Theologians generally rank angels above humans, but there is much disagreement on this point. The difference stems from what some believe is a misreading of Psalm 8:5 in the Bible, which states: “For You have made him (man) a little lower than the angels.”

Hebrews 1:14 says that angels are “ministering spirits” sent to serve man, who is made in the image of God. While it is generally agreed that angels are servants of God and messengers between God and man, their duties, among other tasks, are to protect men and nations. Also, the Apostle Paul noted in 1 Corinthians 6:3 that Christians would judge angels. And, rabbinic texts tend to agree that in spite of man’s physical body, he is ranked above angels, and not the other way around.

The idea that angels serve gods is well established in various religions. Many major gods in Hinduism and Buddhism are “accompanied by a band or court of spiritual beings,” according to the World Book Encyclopedia.

“Zoroastrianism, founded in the fifth century B.C., held that six archangels guarded the presence of Ahura Mazda,” the supreme god of the ancient Iranians, says the Encyclopedia Americana. And Wikipedia notes that the “concept of angels is best understood in contrast to demons and is often thought to be influenced by the ancient Persian religious tradition of Zoroastrianism, which viewed the world as a battleground between forces of good and forces of evil, between light and darkness.”

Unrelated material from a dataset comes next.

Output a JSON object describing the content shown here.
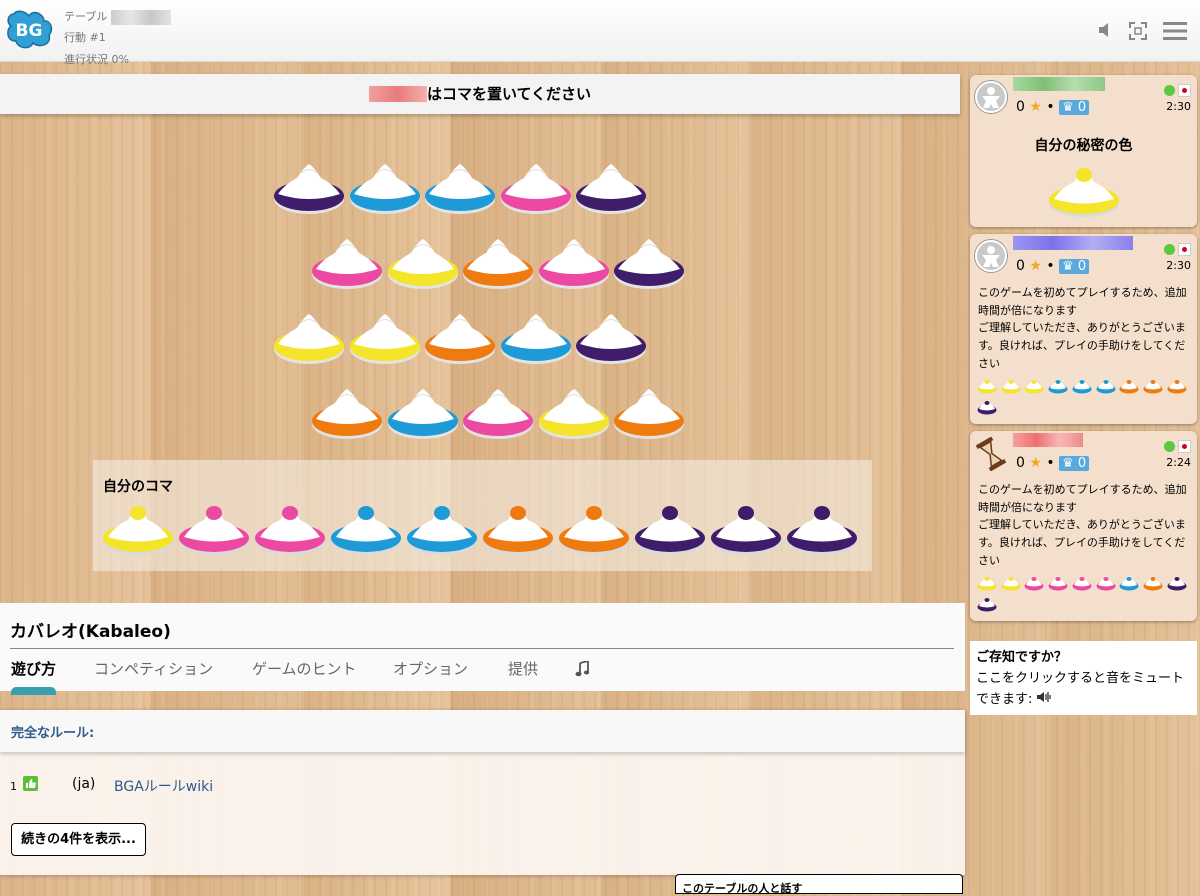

Christians are taught that devils, or demons, are angels that rebelled against God and, thus, are fallen.

References to angels abound in Christianity. “The New Testament includes a number of interactions and conversations between angels and humans,” says Wikipedia. The angelic hierarchy is generally ranked in descending order as seraphim, cherubim, thrones, dominions, virtues, powers, principalities, archangels, and angels. Although lowest in order, the generic name “angel” is used to apply to all the other rankings.

However, given this ranking, such revered and powerful spirits as Gabriel, Michael, and Raphael, who are identified as archangels, appear much lower on the scale of importance than is generally thought. In Islamic theology Gabriel holds the highest position.

In Christianity, each class of angels has a particular function. Some do nothing but worship God.

Others are messengers. Some guide humans. Some are protectors of humans, while others engage in combat with devils. But all carry out God’s commands. Although angels are bodiless, at least some apparently have the capacity to take on human form. Islam, Judaism and Christianity agree on this point. In most depictions, angels are made to resemble humans, although with wings, which artists have employed to signify their roles as heavenly messengers.

Wikipedia reports that “Daniel is the first biblical figure to refer to individual angels by name. The writer includes the names of Gabriel (God’s primary messenger) in Daniel 9:21 and Michael (the holy fighter) in Daniel 10:13. These are part of Daniel’s end-time visions and are an important part of all apocalyptic literature.”

Many other individuals from antiquity to the present-day have recorded encounters with angels. Gabriel is said to have appeared to Muhammad, Islam’s founder, in the year 610. Joseph Smith, who founded the Latter Day Saints movement, based much of his teaching on an encounter with an angel named Moroni. Jacob, Daniel and Mary, the mother of Jesus, as well as other biblical figures are said to have encountered angels.

The belief that people die and become angels has been perpetuated by both the Church of Jesus Christ of Latter Day Saints (Mormons) and the Baha’i faith, which believe that angels were once human.

However, this doctrine clashes with other doctrines, which teach that angels are a class of created beings separate from humans. Whatever the truth, there are many cases of unexplained appearances by mysterious beings in times of distress.